Prompt:
Where the records below have a line with "icon", that line is to be copied.

Records contained in a dataset

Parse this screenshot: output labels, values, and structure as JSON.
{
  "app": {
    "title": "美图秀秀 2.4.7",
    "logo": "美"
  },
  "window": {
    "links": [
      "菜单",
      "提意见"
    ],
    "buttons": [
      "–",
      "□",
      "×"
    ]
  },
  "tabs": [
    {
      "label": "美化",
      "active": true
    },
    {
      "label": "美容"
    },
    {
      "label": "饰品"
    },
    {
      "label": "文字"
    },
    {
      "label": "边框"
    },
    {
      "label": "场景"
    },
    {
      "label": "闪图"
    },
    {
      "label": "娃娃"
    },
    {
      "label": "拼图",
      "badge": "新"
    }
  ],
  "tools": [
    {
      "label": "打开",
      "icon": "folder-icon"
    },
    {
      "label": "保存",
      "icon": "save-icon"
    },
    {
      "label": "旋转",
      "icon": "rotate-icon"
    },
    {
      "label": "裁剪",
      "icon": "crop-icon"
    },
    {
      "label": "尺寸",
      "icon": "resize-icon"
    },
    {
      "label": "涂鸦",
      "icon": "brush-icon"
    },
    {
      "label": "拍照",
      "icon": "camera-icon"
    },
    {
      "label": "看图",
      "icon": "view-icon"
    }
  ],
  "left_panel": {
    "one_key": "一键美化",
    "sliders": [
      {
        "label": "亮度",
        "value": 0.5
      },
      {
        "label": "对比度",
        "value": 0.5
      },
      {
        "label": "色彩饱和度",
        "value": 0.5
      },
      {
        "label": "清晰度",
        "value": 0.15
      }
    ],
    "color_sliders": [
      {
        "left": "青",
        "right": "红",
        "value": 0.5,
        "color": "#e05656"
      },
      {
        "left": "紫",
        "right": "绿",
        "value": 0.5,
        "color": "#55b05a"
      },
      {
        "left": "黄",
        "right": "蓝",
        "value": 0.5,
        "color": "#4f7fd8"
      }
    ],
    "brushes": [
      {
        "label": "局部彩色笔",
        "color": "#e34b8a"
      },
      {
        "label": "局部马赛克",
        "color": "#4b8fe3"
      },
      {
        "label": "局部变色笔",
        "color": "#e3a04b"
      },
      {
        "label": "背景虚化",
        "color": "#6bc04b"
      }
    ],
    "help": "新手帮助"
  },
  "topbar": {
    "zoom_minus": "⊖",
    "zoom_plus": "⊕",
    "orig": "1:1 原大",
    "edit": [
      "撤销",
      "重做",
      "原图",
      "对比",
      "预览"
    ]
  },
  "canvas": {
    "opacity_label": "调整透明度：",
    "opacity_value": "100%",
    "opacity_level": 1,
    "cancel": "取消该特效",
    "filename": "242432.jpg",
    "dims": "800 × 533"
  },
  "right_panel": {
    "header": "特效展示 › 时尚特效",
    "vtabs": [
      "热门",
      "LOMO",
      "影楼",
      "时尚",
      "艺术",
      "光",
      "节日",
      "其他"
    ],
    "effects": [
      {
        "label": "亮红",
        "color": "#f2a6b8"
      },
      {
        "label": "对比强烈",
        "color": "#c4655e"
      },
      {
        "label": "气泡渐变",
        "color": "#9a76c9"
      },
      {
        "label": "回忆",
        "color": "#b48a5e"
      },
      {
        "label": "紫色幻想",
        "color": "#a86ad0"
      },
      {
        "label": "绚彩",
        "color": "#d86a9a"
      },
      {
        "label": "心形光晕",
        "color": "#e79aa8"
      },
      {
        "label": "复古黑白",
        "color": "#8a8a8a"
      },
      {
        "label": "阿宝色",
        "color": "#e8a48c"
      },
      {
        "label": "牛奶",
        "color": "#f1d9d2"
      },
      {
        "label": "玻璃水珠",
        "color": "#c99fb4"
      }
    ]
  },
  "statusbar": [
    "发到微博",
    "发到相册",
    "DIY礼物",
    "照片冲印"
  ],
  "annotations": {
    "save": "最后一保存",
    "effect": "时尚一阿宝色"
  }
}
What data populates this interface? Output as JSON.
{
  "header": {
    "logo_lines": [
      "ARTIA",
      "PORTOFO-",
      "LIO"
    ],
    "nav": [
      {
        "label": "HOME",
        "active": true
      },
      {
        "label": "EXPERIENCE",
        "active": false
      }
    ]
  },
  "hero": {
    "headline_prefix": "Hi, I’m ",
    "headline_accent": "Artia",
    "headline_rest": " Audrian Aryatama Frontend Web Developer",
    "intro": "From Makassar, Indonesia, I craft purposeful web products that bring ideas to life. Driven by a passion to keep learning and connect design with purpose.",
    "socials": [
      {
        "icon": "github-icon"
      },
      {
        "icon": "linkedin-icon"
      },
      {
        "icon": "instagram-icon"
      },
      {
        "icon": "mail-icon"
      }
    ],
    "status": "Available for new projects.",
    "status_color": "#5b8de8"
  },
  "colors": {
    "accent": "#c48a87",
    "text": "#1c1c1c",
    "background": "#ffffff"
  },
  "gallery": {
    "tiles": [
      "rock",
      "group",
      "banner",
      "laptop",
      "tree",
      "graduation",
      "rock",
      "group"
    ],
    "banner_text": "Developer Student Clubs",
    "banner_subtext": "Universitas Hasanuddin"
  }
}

Solution:
      "icon": "folder-icon"
      "icon": "save-icon"
      "icon": "rotate-icon"
      "icon": "crop-icon"
      "icon": "resize-icon"
      "icon": "brush-icon"
      "icon": "camera-icon"
      "icon": "view-icon"
        "icon": "github-icon"
        "icon": "linkedin-icon"
        "icon": "instagram-icon"
        "icon": "mail-icon"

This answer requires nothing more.